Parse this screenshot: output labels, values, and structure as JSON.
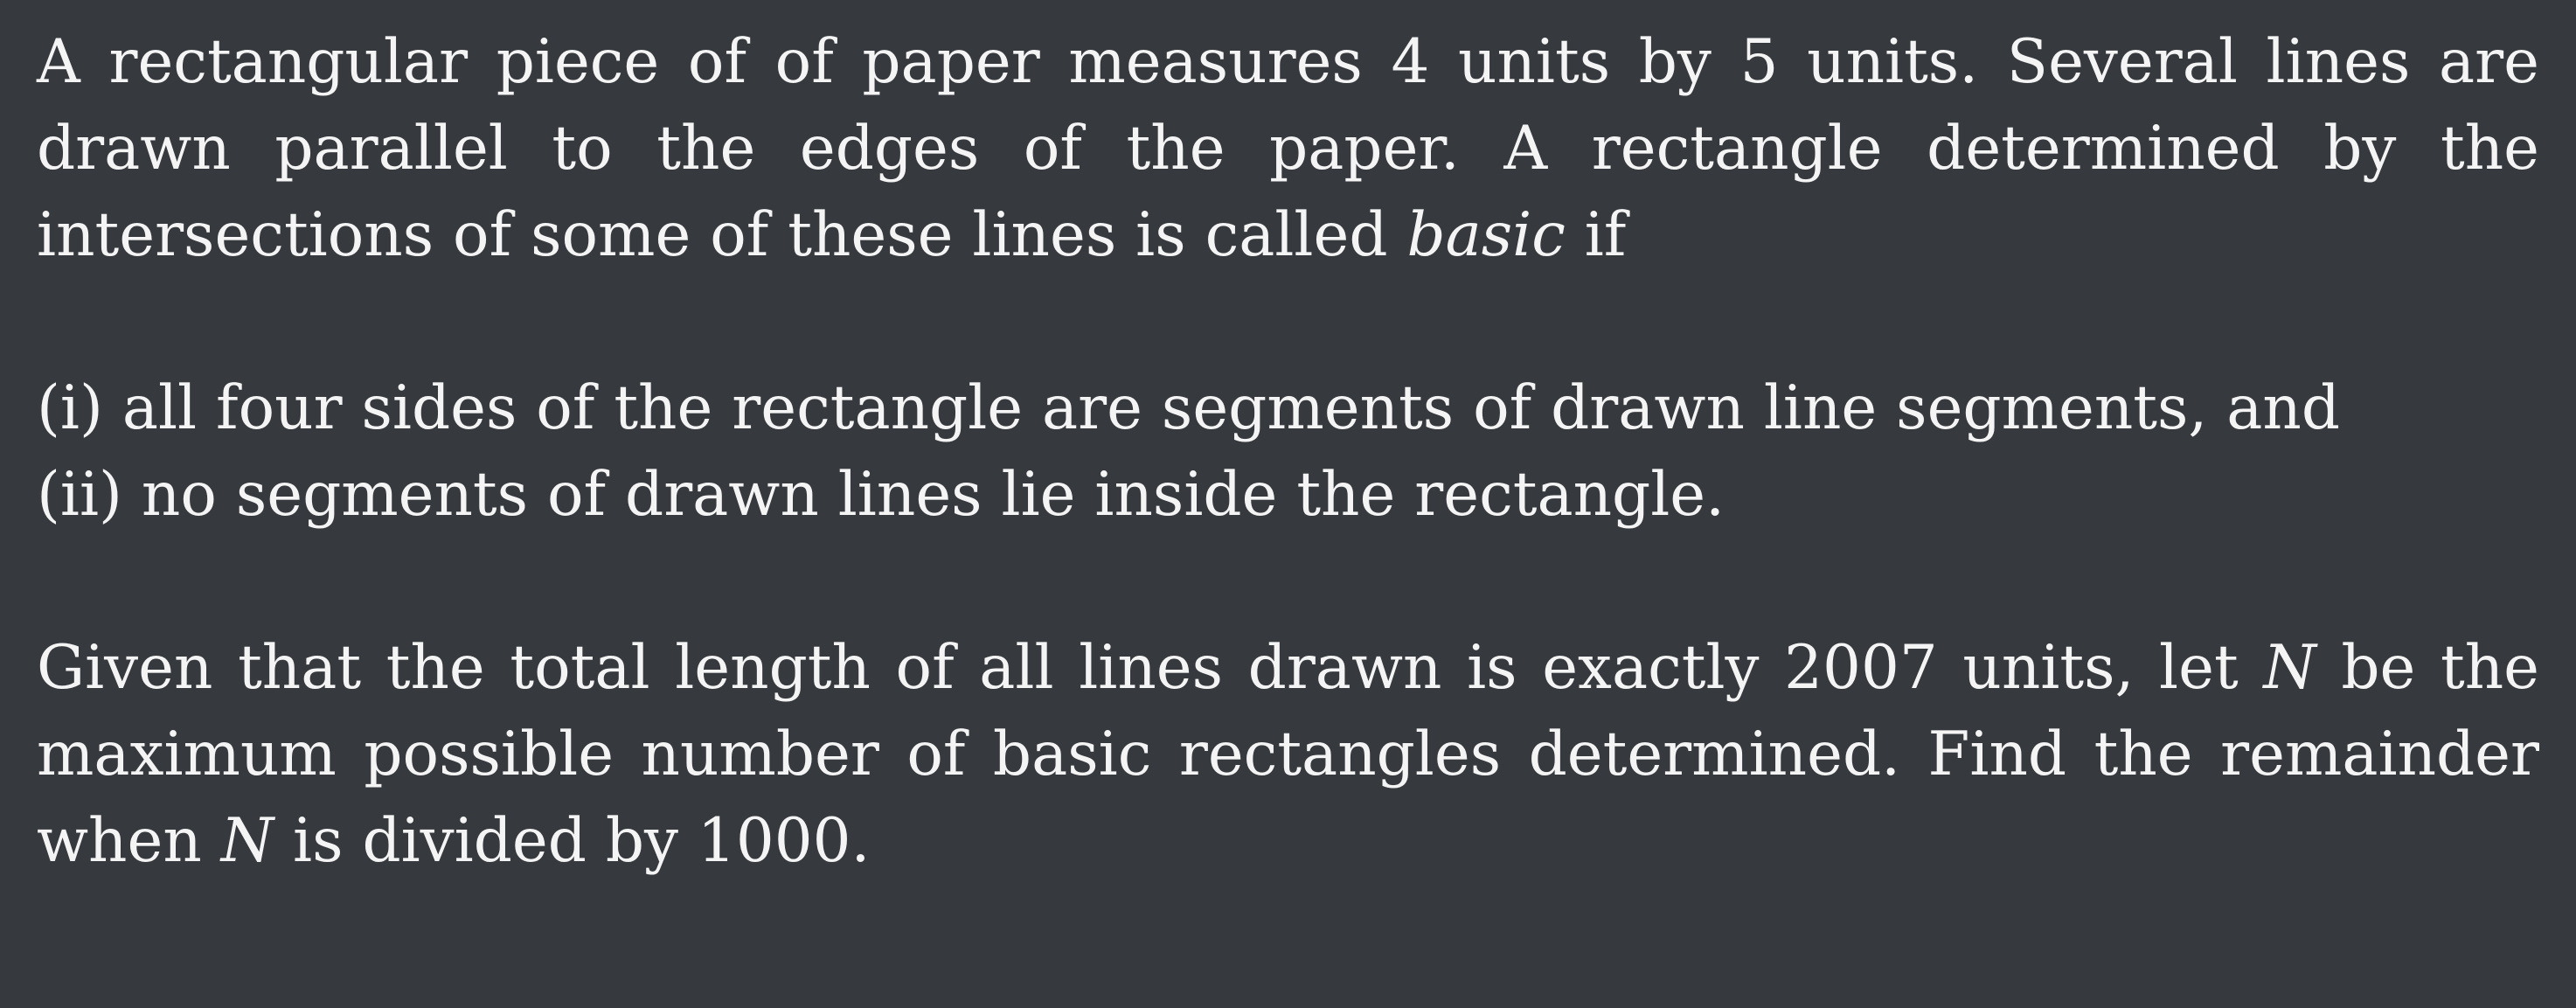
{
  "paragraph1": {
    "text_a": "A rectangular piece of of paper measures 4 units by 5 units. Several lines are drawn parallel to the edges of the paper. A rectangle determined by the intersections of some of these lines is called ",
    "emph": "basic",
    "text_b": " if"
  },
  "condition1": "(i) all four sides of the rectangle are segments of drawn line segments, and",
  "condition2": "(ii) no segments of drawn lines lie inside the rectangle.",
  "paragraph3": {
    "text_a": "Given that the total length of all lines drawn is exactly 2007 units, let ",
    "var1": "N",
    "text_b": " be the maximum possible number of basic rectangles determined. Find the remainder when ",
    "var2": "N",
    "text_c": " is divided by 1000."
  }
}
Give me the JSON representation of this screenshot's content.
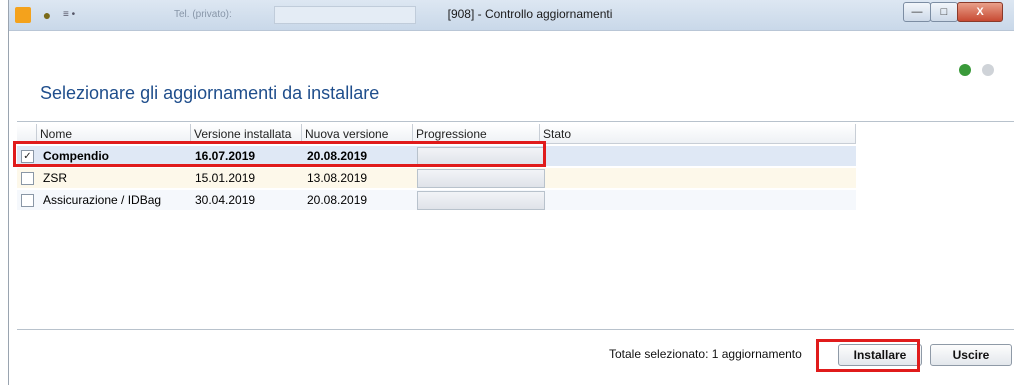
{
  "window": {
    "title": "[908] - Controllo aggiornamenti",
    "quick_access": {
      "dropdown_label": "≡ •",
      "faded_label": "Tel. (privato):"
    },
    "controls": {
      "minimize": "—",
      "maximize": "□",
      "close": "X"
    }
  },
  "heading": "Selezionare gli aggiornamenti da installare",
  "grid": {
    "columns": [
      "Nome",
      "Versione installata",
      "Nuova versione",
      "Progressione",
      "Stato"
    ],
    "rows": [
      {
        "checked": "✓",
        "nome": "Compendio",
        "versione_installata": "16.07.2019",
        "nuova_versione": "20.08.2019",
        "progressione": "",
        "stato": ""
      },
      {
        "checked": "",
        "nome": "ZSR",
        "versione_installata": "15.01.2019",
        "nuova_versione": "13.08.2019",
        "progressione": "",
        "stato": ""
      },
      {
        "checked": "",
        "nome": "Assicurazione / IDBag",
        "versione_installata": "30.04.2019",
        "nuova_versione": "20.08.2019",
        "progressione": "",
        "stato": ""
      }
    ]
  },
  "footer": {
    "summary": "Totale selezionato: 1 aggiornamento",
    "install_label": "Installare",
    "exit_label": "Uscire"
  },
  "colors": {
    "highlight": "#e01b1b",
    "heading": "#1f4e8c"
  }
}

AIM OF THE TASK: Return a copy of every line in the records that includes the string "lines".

RESPONSE:
    "text_a": "A rectangular piece of of paper measures 4 units by 5 units. Several lines are drawn parallel to the edges of the paper. A rectangle determined by the intersections of some of these lines is called ",
  "condition2": "(ii) no segments of drawn lines lie inside the rectangle.",
    "text_a": "Given that the total length of all lines drawn is exactly 2007 units, let ",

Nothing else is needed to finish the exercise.